Omicron is now linked to 34% of all long Covid cases

long covid

New data released recently by the ONS reveals a shocking 34% of long Covid sufferers developed their symptoms after catching Omicron. These new figures contradict assumptions that Omicron is significantly less severe than previous variants, says a leading testing expert.

Alarming new figures released by the Office for National Statistics (ONS) reveal 34% of all existing long Covid patients developed their symptoms after catching Covid-19 during the era of the Omicron variant.

Long Covid cases have also returned to a high of 2 million, after declining to 1.8 million in previous surveys.

The leading testing expert, Dr Quinton Fivelman PhD, Chief Scientific Officer at London Medical Laboratory, says:

‘UK Covid cases and hospital admissions continue to fall, but these latest ONS long Covid figures are a wakeup call. The dangers of the virus, even in its purportedly less severe Omicron form, remain significant.

‘Looking at these figures, though 45% of long Covid patients developed their symptoms at least one year previously, a worrying 253,000 (13%) reported they first caught Covid-19 less than 12 weeks previously. However, they have already developed long Covid symptoms significantly impacting their health and lives.

‘To put the numbers into focus, 29% of long Covid sufferers reported they first had Covid before the first wave of Alpha became the main variant; 256,000 (13%) during the Alpha period; 386,000 (19%) during the Delta period and a significant 681,000 (34%) during the Omicron period. Anyone thinking that Omicron variants are less likely to result in long Covid than previous Covid strains must think again.

‘Nor is the severity of long Covid symptoms decreasing. Chronic fatigue continued to be the most common issue (62%), followed by shortness of breath (37%), difficulty concentrating (33%) and muscle ache (31%).

‘The latest figures also reveal that you are more likely to develop long Covid if you are aged 35 to 69 years, a female and/or live in a more deprived area.

‘Covid may remain active in our bodies, in areas such as the gut, for extended periods of time, potentially causing a long-term, low-grade infection. This could well be the cause of long Covid. For this reason, at the beginning of June, London Medical Laboratory called for the Government to urgently consider vaccinating everyone over 50 this autumn. We are delighted it agreed to do this.
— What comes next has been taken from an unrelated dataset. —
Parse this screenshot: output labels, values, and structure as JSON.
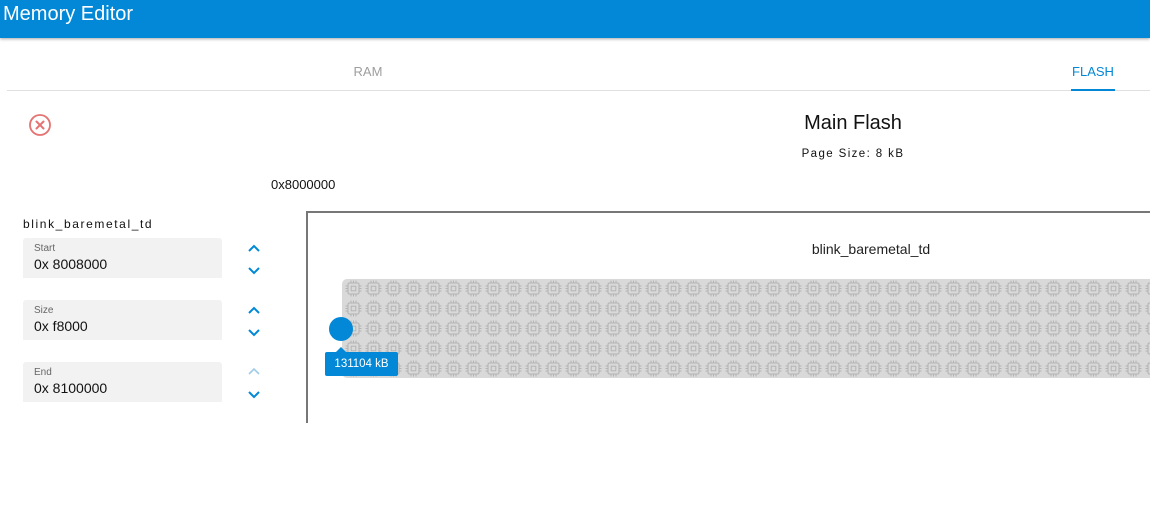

‘However, the Government must also ensure that all the top-up jabs administered are the latest versions ordered, which provide greater immunity to Omicron variants. Now we know the true scale of long Covid caused by Omicron, we should not continue using older vaccines that do little to combat the spread of Omicron, even if they do help reduce the severity of its initial symptoms.

‘Clearly, Covid still possesses the power to disrupt our lives and places a huge burden on an already struggling NHS and fragile British economy”.

If you would like to find out more about how you can support colleagues with Long Covid and other long-term mental and physical health conditions, sign up to attend the MAD World Summit where you can join a roundtable discussion on this topic. Dr Judith Grant will draw on her knowledge as a leading wellbeing practitioner, as well as her own personal experience of Long Covid. Roundtable participants will be able to share ideas around: working with a long-term health condition and the challenges of returning to work following absence, and the vocational support that employers can offer.

Join our network

Receive Make A Difference News straight to your inbox every fortnight

The MAD World Summit is taking place in Central London on 11th October. MAD stands for Make A Difference. Now in it’s 5th year, the Summit is the go-to solutions-focused conference and exhibition for  employers who want to embed mental health and wellbeing as a strategic priority. Find out more and register here.

You might also be interested in:

New guidance for organisations: how to take a strategic, planned approach to managing Long COVID

How To Manage The Emotional Impact Of ‘Long Covid’ On Your Employees

The Impact of Covid-19 on Mental Health And What Employers Can Do To Support Long Covid

Share on facebook
Share on twitter
Share on linkedin
Logo

Sign up to receive Make A Difference's fortnightly round up of features, news, reports, case studies, practical tools and more for employers who want to make a difference to work culture, mental health and wellbeing.

*